■ What is required ■
From the entries that follow, report every line in which "Policy" occurs.

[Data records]
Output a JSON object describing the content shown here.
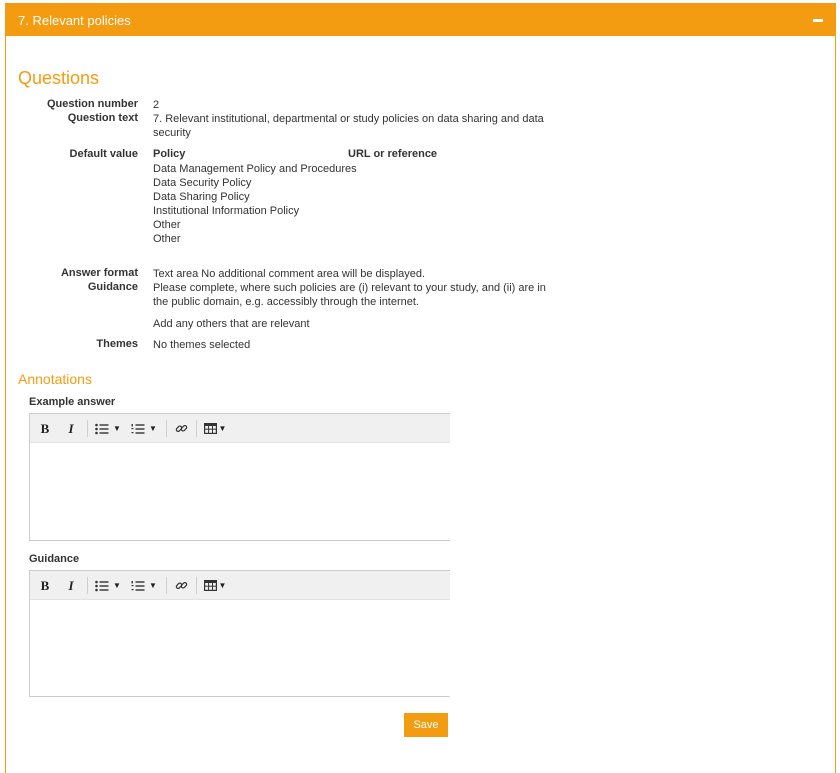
{
  "panel": {
    "title": "7. Relevant policies"
  },
  "questions": {
    "heading": "Questions",
    "question_number_label": "Question number",
    "question_number": "2",
    "question_text_label": "Question text",
    "question_text": "7. Relevant institutional, departmental or study policies on data sharing and data security",
    "default_value_label": "Default value",
    "policy_col": "Policy",
    "url_col": "URL or reference",
    "policies": [
      "Data Management Policy and Procedures",
      "Data Security Policy",
      "Data Sharing Policy",
      "Institutional Information Policy",
      "Other",
      "Other"
    ],
    "answer_format_label": "Answer format",
    "answer_format": "Text area No additional comment area will be displayed.",
    "guidance_label": "Guidance",
    "guidance_line1": "Please complete, where such policies are (i) relevant to your study, and (ii) are in the public domain, e.g. accessibly through the internet.",
    "guidance_line2": "Add any others that are relevant",
    "themes_label": "Themes",
    "themes": "No themes selected"
  },
  "annotations": {
    "heading": "Annotations",
    "example_answer_label": "Example answer",
    "guidance_label": "Guidance"
  },
  "toolbar": {
    "bold": "B",
    "italic": "I"
  },
  "save_label": "Save",
  "colors": {
    "accent": "#f39c12"
  }
}
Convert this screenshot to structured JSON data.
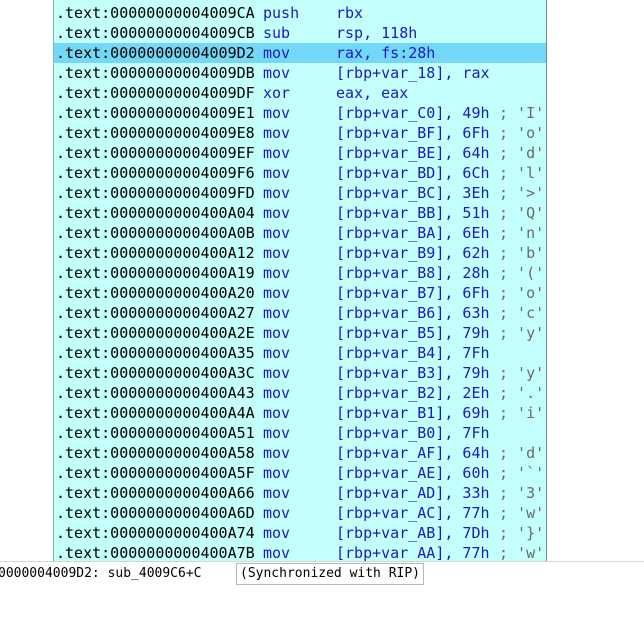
{
  "disassembly": {
    "lines": [
      {
        "addr": ".text:00000000004009CA",
        "mnemonic": "push",
        "operands": "rbx",
        "comment": ""
      },
      {
        "addr": ".text:00000000004009CB",
        "mnemonic": "sub",
        "operands": "rsp, 118h",
        "comment": ""
      },
      {
        "addr": ".text:00000000004009D2",
        "mnemonic": "mov",
        "operands": "rax, fs:28h",
        "comment": "",
        "selected": true
      },
      {
        "addr": ".text:00000000004009DB",
        "mnemonic": "mov",
        "operands": "[rbp+var_18], rax",
        "comment": ""
      },
      {
        "addr": ".text:00000000004009DF",
        "mnemonic": "xor",
        "operands": "eax, eax",
        "comment": ""
      },
      {
        "addr": ".text:00000000004009E1",
        "mnemonic": "mov",
        "operands": "[rbp+var_C0], 49h",
        "comment": "; 'I'"
      },
      {
        "addr": ".text:00000000004009E8",
        "mnemonic": "mov",
        "operands": "[rbp+var_BF], 6Fh",
        "comment": "; 'o'"
      },
      {
        "addr": ".text:00000000004009EF",
        "mnemonic": "mov",
        "operands": "[rbp+var_BE], 64h",
        "comment": "; 'd'"
      },
      {
        "addr": ".text:00000000004009F6",
        "mnemonic": "mov",
        "operands": "[rbp+var_BD], 6Ch",
        "comment": "; 'l'"
      },
      {
        "addr": ".text:00000000004009FD",
        "mnemonic": "mov",
        "operands": "[rbp+var_BC], 3Eh",
        "comment": "; '>'"
      },
      {
        "addr": ".text:0000000000400A04",
        "mnemonic": "mov",
        "operands": "[rbp+var_BB], 51h",
        "comment": "; 'Q'"
      },
      {
        "addr": ".text:0000000000400A0B",
        "mnemonic": "mov",
        "operands": "[rbp+var_BA], 6Eh",
        "comment": "; 'n'"
      },
      {
        "addr": ".text:0000000000400A12",
        "mnemonic": "mov",
        "operands": "[rbp+var_B9], 62h",
        "comment": "; 'b'"
      },
      {
        "addr": ".text:0000000000400A19",
        "mnemonic": "mov",
        "operands": "[rbp+var_B8], 28h",
        "comment": "; '('"
      },
      {
        "addr": ".text:0000000000400A20",
        "mnemonic": "mov",
        "operands": "[rbp+var_B7], 6Fh",
        "comment": "; 'o'"
      },
      {
        "addr": ".text:0000000000400A27",
        "mnemonic": "mov",
        "operands": "[rbp+var_B6], 63h",
        "comment": "; 'c'"
      },
      {
        "addr": ".text:0000000000400A2E",
        "mnemonic": "mov",
        "operands": "[rbp+var_B5], 79h",
        "comment": "; 'y'"
      },
      {
        "addr": ".text:0000000000400A35",
        "mnemonic": "mov",
        "operands": "[rbp+var_B4], 7Fh",
        "comment": ""
      },
      {
        "addr": ".text:0000000000400A3C",
        "mnemonic": "mov",
        "operands": "[rbp+var_B3], 79h",
        "comment": "; 'y'"
      },
      {
        "addr": ".text:0000000000400A43",
        "mnemonic": "mov",
        "operands": "[rbp+var_B2], 2Eh",
        "comment": "; '.'"
      },
      {
        "addr": ".text:0000000000400A4A",
        "mnemonic": "mov",
        "operands": "[rbp+var_B1], 69h",
        "comment": "; 'i'"
      },
      {
        "addr": ".text:0000000000400A51",
        "mnemonic": "mov",
        "operands": "[rbp+var_B0], 7Fh",
        "comment": ""
      },
      {
        "addr": ".text:0000000000400A58",
        "mnemonic": "mov",
        "operands": "[rbp+var_AF], 64h",
        "comment": "; 'd'"
      },
      {
        "addr": ".text:0000000000400A5F",
        "mnemonic": "mov",
        "operands": "[rbp+var_AE], 60h",
        "comment": "; '`'"
      },
      {
        "addr": ".text:0000000000400A66",
        "mnemonic": "mov",
        "operands": "[rbp+var_AD], 33h",
        "comment": "; '3'"
      },
      {
        "addr": ".text:0000000000400A6D",
        "mnemonic": "mov",
        "operands": "[rbp+var_AC], 77h",
        "comment": "; 'w'"
      },
      {
        "addr": ".text:0000000000400A74",
        "mnemonic": "mov",
        "operands": "[rbp+var_AB], 7Dh",
        "comment": "; '}'"
      },
      {
        "addr": ".text:0000000000400A7B",
        "mnemonic": "mov",
        "operands": "[rbp+var_AA], 77h",
        "comment": "; 'w'"
      }
    ]
  },
  "status": {
    "location": "0000004009D2: sub_4009C6+C",
    "sync": "(Synchronized with RIP)"
  },
  "colors": {
    "background": "#c3fffb",
    "selection": "#73d8f8",
    "instruction": "#1a1ac0",
    "comment": "#6a6a6a"
  }
}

■ Output of the task ■
    "policy_col": "Policy",
      "Data Management Policy and Procedures",
      "Data Security Policy",
      "Data Sharing Policy",
      "Institutional Information Policy",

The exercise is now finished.